If you wondered what U.S. diplomats and their families do in their spare time in the exotic, less exotic and sometimes really difficult places where they live, here’s a partial answer.
They volunteer in their communities.
Secretary of State Hillary Clinton presented awards Tuesday recognizing half a dozen American foreign service workers or their family members for outstanding volunteer work abroad.
Clinton said the award recognized those who “have furthered our nation’s diplomacy and development efforts.”
Recipients did everything from providing medical services to the poor and disadvantaged in Indonesia to teaching swimming to adults living under tight security in the Green Zone in Baghdad.
Laura Center, the spouse of a foreign service officer, has a master of arts degree in museum studies and has been volunteering at the National Museum of Military History in Diekirch.
The museum tells the story of the World War II Battle of the Ardennes, and especially the Battle of the Bulge, which began 65 years ago Dec. 16 and is considered the largest and bloodiest of the war involving U.S. forces.
“The museum thrives on the volunteer work of men and women who have clocked over 65,000 hours of personal time since the museum opened in 1984,” Center told a gathering in the State Department’s ceremonial Benjamin Franklin Room.
She said she has been involved in connecting the museum to American troops stationed in Europe. And she has worked with local schoolteachers to create a traveling classroom exhibit to enhance school curriculums on the Battle of the Bulge.
Others honored for their volunteer work included:
Erin Sweeney, a consular officer in Nigeria who established a community service program that has helped a school for the blind, a maternity clinic and a shelter for victims of human trafficking.

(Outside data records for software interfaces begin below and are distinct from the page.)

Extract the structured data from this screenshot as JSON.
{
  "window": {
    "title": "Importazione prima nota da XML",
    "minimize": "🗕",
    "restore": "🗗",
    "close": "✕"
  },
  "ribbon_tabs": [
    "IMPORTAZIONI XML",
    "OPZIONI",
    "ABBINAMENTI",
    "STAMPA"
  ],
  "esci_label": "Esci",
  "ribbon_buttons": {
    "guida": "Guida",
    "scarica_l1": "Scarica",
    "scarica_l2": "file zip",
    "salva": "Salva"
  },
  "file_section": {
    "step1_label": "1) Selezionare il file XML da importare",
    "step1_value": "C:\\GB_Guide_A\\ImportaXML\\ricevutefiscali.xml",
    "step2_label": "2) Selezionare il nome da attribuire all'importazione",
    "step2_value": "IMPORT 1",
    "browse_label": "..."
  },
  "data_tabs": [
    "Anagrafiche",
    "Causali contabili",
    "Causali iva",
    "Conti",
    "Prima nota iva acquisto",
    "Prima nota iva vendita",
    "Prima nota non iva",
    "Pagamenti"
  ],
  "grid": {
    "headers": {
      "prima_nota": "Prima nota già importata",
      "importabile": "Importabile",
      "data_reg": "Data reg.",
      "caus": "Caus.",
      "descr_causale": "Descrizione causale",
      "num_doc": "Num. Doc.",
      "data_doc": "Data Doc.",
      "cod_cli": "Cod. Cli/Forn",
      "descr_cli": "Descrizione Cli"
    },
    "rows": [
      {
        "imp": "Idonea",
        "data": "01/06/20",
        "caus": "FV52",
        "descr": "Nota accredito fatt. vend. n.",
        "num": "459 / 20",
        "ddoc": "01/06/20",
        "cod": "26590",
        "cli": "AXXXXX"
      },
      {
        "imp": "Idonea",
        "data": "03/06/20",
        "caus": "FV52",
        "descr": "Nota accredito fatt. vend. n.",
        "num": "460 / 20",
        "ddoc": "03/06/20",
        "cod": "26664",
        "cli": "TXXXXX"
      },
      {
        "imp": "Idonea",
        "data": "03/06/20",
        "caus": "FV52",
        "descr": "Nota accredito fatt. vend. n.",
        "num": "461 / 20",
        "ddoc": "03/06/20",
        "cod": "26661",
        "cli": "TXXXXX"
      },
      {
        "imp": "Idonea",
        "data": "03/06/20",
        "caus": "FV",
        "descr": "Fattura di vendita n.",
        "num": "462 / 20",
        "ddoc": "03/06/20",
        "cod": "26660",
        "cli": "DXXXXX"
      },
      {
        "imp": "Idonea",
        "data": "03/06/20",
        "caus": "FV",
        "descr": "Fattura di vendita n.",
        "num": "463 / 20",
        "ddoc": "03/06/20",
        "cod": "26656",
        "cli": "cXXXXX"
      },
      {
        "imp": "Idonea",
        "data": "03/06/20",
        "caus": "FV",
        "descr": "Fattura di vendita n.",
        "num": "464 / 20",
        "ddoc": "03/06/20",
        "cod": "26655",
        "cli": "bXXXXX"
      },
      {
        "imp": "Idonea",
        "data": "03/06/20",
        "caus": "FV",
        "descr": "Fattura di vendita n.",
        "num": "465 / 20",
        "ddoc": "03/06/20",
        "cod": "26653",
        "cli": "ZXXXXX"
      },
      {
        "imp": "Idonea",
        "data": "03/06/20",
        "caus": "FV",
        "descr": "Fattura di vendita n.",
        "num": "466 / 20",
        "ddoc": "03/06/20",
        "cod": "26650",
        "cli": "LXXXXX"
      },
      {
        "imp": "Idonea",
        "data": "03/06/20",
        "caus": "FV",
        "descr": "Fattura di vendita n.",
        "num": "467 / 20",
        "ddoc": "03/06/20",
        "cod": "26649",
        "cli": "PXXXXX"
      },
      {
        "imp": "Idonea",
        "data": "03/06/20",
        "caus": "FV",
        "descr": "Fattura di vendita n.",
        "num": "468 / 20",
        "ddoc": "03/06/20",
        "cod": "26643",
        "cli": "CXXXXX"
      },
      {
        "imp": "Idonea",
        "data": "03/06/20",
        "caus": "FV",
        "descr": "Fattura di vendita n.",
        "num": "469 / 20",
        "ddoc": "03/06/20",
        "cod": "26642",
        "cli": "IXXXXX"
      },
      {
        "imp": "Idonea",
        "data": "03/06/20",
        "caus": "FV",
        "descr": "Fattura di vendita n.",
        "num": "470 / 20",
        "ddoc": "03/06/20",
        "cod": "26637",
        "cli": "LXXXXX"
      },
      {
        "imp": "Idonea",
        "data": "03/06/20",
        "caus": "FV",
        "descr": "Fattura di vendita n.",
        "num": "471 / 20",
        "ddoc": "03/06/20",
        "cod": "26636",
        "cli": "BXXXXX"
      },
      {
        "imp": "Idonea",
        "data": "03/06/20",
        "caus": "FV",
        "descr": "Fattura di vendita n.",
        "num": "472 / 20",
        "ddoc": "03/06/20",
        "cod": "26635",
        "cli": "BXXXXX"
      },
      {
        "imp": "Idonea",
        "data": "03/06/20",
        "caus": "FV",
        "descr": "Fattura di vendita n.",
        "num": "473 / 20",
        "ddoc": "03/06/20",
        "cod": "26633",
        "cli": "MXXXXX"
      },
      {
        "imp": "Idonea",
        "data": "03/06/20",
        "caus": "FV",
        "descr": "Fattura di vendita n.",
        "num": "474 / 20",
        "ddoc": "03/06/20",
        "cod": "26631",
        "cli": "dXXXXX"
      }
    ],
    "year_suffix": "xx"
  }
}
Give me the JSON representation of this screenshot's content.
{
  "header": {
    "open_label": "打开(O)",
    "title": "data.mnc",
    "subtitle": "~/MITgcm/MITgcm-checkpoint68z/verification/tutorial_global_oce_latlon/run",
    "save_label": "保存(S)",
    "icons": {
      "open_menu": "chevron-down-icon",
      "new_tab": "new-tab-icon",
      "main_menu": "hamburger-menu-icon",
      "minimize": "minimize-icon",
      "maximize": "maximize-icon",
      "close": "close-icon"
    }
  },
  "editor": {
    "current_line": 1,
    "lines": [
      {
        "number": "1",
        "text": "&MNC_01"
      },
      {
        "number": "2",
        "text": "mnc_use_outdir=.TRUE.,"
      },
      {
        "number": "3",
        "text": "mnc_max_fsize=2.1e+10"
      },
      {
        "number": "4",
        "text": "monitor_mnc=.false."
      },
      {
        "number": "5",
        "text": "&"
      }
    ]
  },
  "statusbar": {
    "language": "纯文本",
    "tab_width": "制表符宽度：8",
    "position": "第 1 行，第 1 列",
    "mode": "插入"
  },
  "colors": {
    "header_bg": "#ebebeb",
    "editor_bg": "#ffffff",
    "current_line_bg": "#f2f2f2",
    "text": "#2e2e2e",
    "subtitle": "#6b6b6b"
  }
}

JanMarie Flattum-Riemers, an embassy medical officer, who has worked with the poor, disadvantaged and disabled in Jakarta.
Marine Sgt. Bernadetta Ruch, who led a Toys for Tots drive at the U.S. mission in Dushanbe, Tajikistan, brought children from an orphanage for a holiday event and organized other gatherings for the embassy community.
Jan Irene Miller, a foreign service spouse in Panama with experience managing global technology projects, who volunteered to help the Panama Chamber of Commerce develop proposals for solving Panama City’s transportation problems.
And Joseph Taylor, the head of the Fulbright Exchange Program in Baghdad, who used his off hours to teach adult swimming classes to more than 60 people from 18 countries who live in the restricted, high-security environment of the Green Zone.
Taylor said the Franklin Room was an appropriate place for the ceremony.
The early American envoy was an excellent swimmer who once contemplated becoming a swimming coach.
Photo credit: Reuters/Sebastien Pirlet (Clinton speaking at a news conference in Brussels earlier this month)